The Chinese government today opened the National Security Safeguard Office in Hong Kong, eight days after the new legislation imposed on the region by Beijing came into force, the official Xinhua news agency reported.
The new body, which is under the tutelage of the Chinese Government and not subject to Hong Kong’s judicial bodies, will “supervise, guide, coordinate and support” the Hong Kong Executive on national security issues, while “making proposals on strategies and policies to follow ”, he indicated.
Xinhua added that “the Cabinet will also gather and analyze information on national security and deal with crimes that pose a risk to national security”.
Hong Kong Chief Executive Carrie Lam called the opening of the National Security Defense Office an “historic moment”, which will allow Chinese intelligence agents to operate openly in the territory.
“Today’s inauguration ceremony is a historic moment, as we are witnessing a new stage in the implementation of a legal system and a mechanism that will maintain national security in Hong Kong,” he said.
The installation of this body in the Chinese semi-autonomous region comes under the Hong Kong security law, promulgated by the National People’s Assembly of China, and without passing through the local Legislative Council, with judicial autonomy in relation to Beijing.
The law, which came into force on June 30, establishes life sentences for cases of “secession, subversion against state power, terrorist activities and collusion with foreign forces to endanger national security”.

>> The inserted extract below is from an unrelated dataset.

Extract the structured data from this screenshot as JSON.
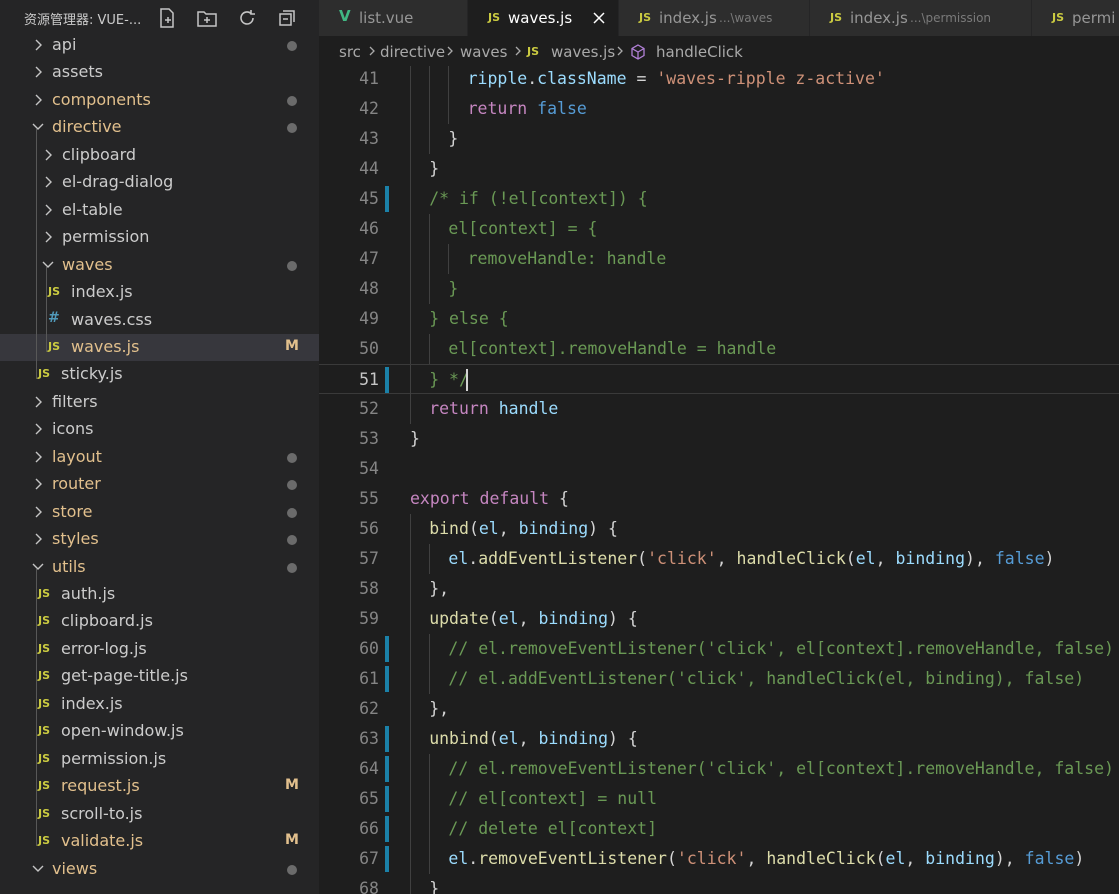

This week, and under the new law, Hong Kong police have been empowered to enforce the new legislation, contested by lawyers, activists and journalists, among others.
The document came after repeated warnings by the Chinese Communist power against dissent in Hong Kong, shaken in 2019 by seven months of demonstrations in defense of democratic reforms and often marked by clashes with the police, which led to the arrest of more than nine thousand people. .

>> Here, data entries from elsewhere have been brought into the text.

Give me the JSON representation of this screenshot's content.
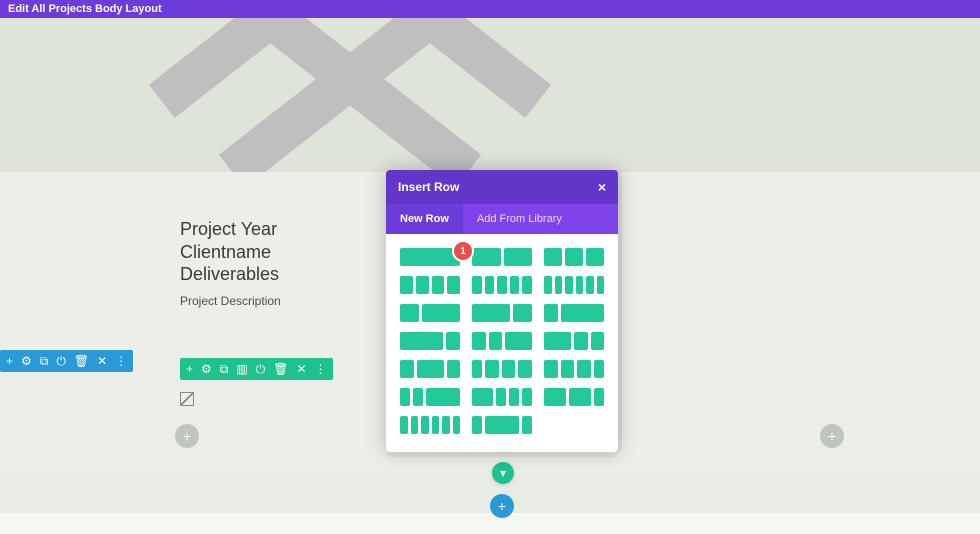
{
  "top_bar": {
    "title": "Edit All Projects Body Layout"
  },
  "project": {
    "year_label": "Project Year",
    "client_label": "Clientname",
    "deliverables_label": "Deliverables",
    "description_label": "Project Description"
  },
  "section_toolbar": {
    "icons": [
      "add-icon",
      "gear-icon",
      "duplicate-icon",
      "power-icon",
      "trash-icon",
      "close-icon",
      "more-icon"
    ]
  },
  "row_toolbar": {
    "icons": [
      "add-icon",
      "gear-icon",
      "duplicate-icon",
      "columns-icon",
      "power-icon",
      "trash-icon",
      "close-icon",
      "more-icon"
    ]
  },
  "add_buttons": {
    "plus": "+"
  },
  "modal": {
    "title": "Insert Row",
    "close_glyph": "×",
    "tabs": {
      "new_row": "New Row",
      "from_library": "Add From Library"
    },
    "badge": "1",
    "layouts": [
      [
        1
      ],
      [
        2
      ],
      [
        3
      ],
      [
        4
      ],
      [
        5
      ],
      [
        6
      ],
      [
        "1-2"
      ],
      [
        "2-1"
      ],
      [
        "1-3"
      ],
      [
        "3-1"
      ],
      [
        "1-1-2"
      ],
      [
        "2-1-1"
      ],
      [
        "1-2-1"
      ],
      [
        "1-4"
      ],
      [
        "4-1"
      ],
      [
        "1-1-3"
      ],
      [
        "t-l"
      ],
      [
        "t-r"
      ],
      [
        "six-n"
      ],
      [
        "1-w-1"
      ]
    ]
  }
}
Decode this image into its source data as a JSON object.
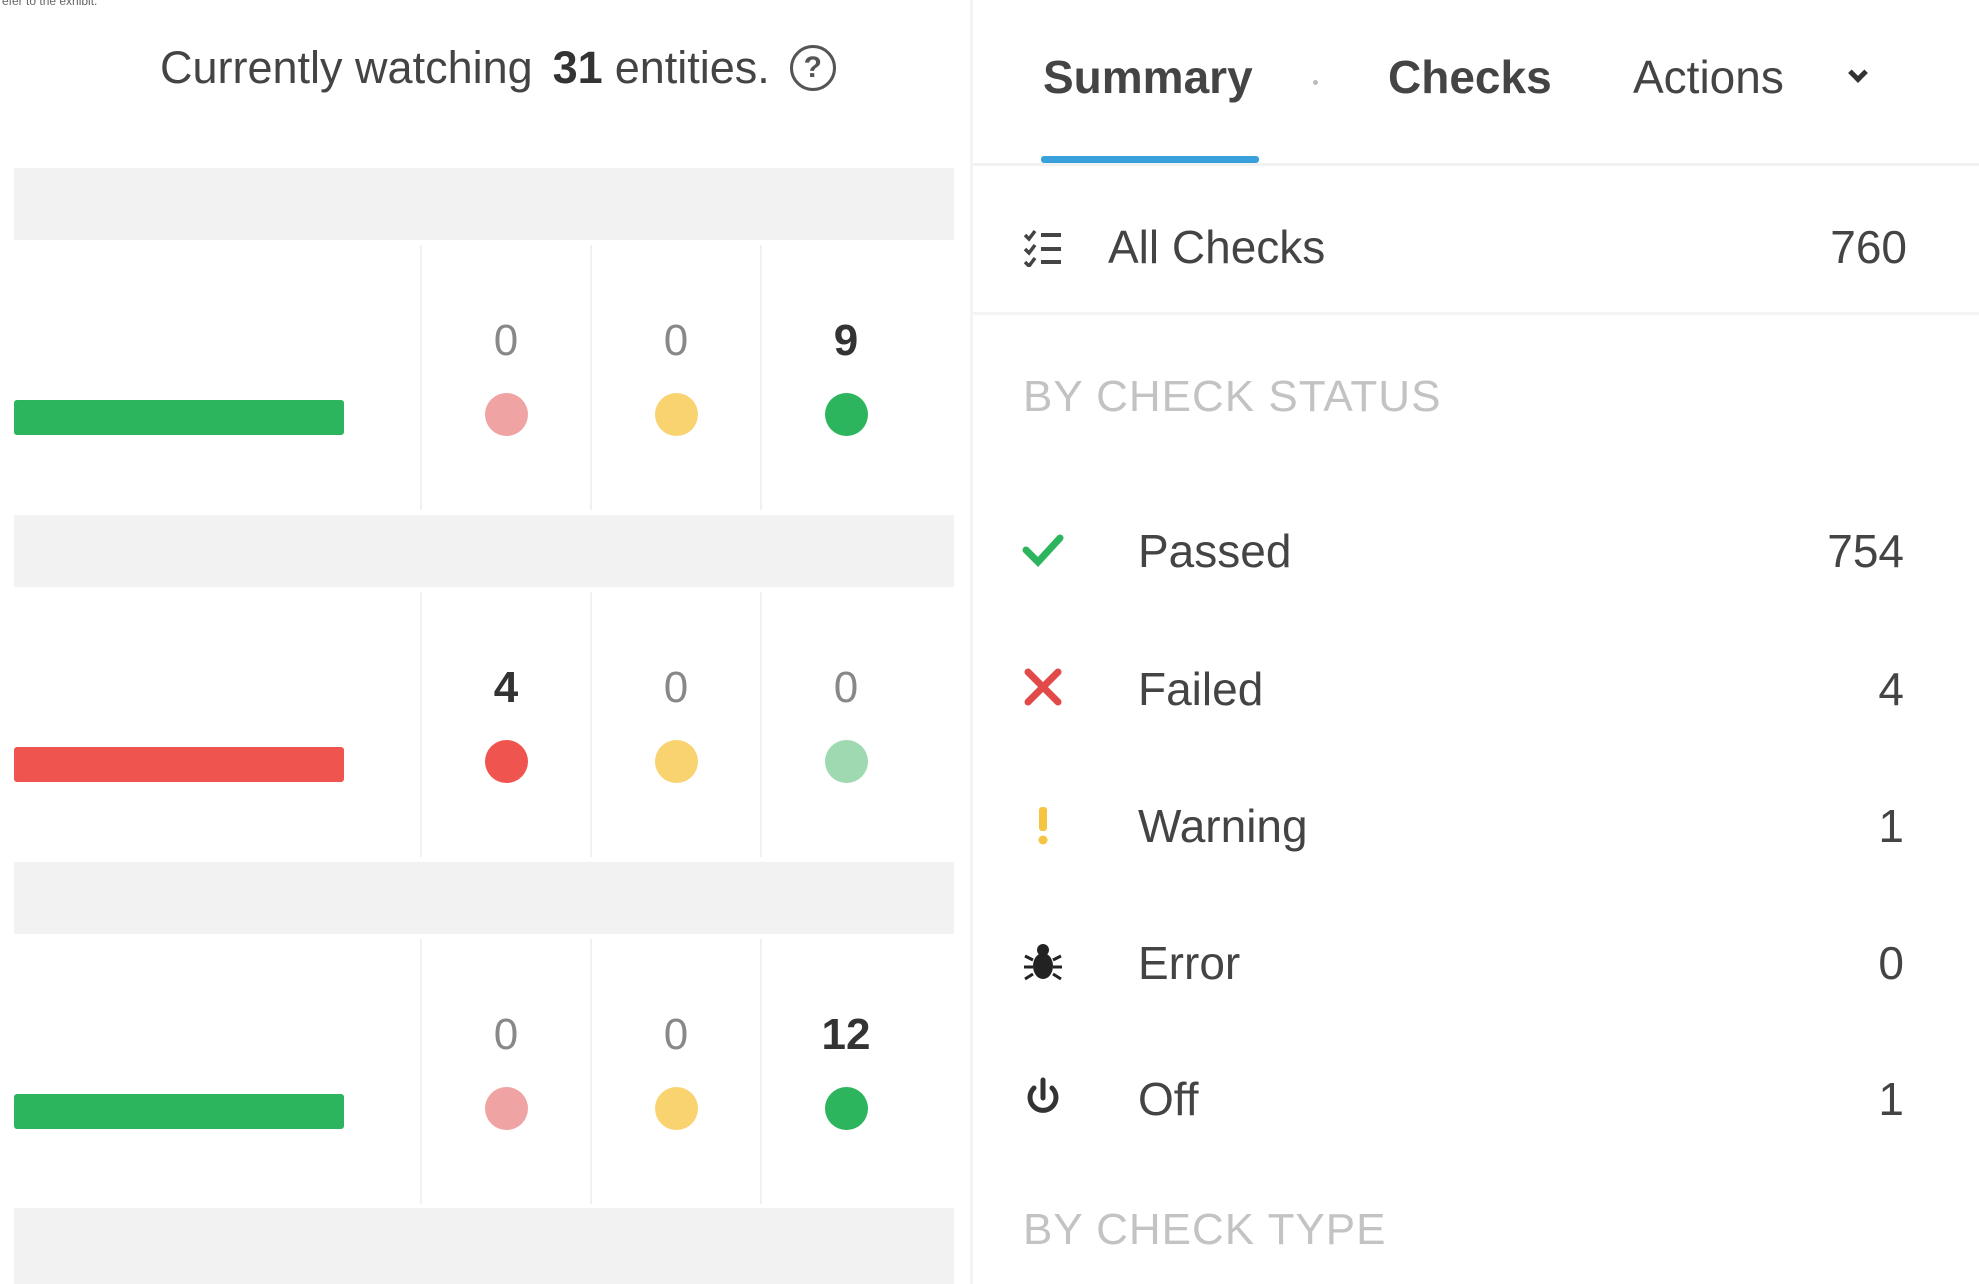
{
  "page": {
    "cropped_caption": "efer to the exhibit."
  },
  "watch_header": {
    "prefix": "Currently watching",
    "count": "31",
    "suffix": "entities.",
    "help_icon": "help-circle-icon"
  },
  "entity_rows": [
    {
      "health_color": "#2db55d",
      "counts": [
        "0",
        "0",
        "9"
      ],
      "bold": [
        false,
        false,
        true
      ],
      "dots": [
        "#f0a3a3",
        "#f9d36f",
        "#2db55d"
      ]
    },
    {
      "health_color": "#f0544f",
      "counts": [
        "4",
        "0",
        "0"
      ],
      "bold": [
        true,
        false,
        false
      ],
      "dots": [
        "#f0544f",
        "#f9d36f",
        "#9ed9b1"
      ]
    },
    {
      "health_color": "#2db55d",
      "counts": [
        "0",
        "0",
        "12"
      ],
      "bold": [
        false,
        false,
        true
      ],
      "dots": [
        "#f0a3a3",
        "#f9d36f",
        "#2db55d"
      ]
    }
  ],
  "tabs": {
    "summary": "Summary",
    "checks": "Checks",
    "actions": "Actions",
    "active": "summary",
    "accent_color": "#3aa0db"
  },
  "all_checks": {
    "icon": "list-icon",
    "label": "All Checks",
    "count": "760"
  },
  "by_check_status": {
    "title": "BY CHECK STATUS",
    "items": [
      {
        "icon": "check-icon",
        "label": "Passed",
        "count": "754",
        "color": "#2db55d"
      },
      {
        "icon": "cross-icon",
        "label": "Failed",
        "count": "4",
        "color": "#e24a4a"
      },
      {
        "icon": "exclamation-icon",
        "label": "Warning",
        "count": "1",
        "color": "#f5c542"
      },
      {
        "icon": "bug-icon",
        "label": "Error",
        "count": "0",
        "color": "#222222"
      },
      {
        "icon": "power-icon",
        "label": "Off",
        "count": "1",
        "color": "#333333"
      }
    ]
  },
  "by_check_type": {
    "title": "BY CHECK TYPE"
  }
}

Hong Kong returned to China in 1997 under an agreement that guaranteed the territory 50 years of autonomy and freedoms unknown to the rest of the country, under the principle of “One country, two systems”.
As with Macau since 1999, Hong Kong has agreed a 50-year period with a high degree of autonomy, at the executive, legislative and judicial level, with the central Chinese government being responsible for foreign relations and defense.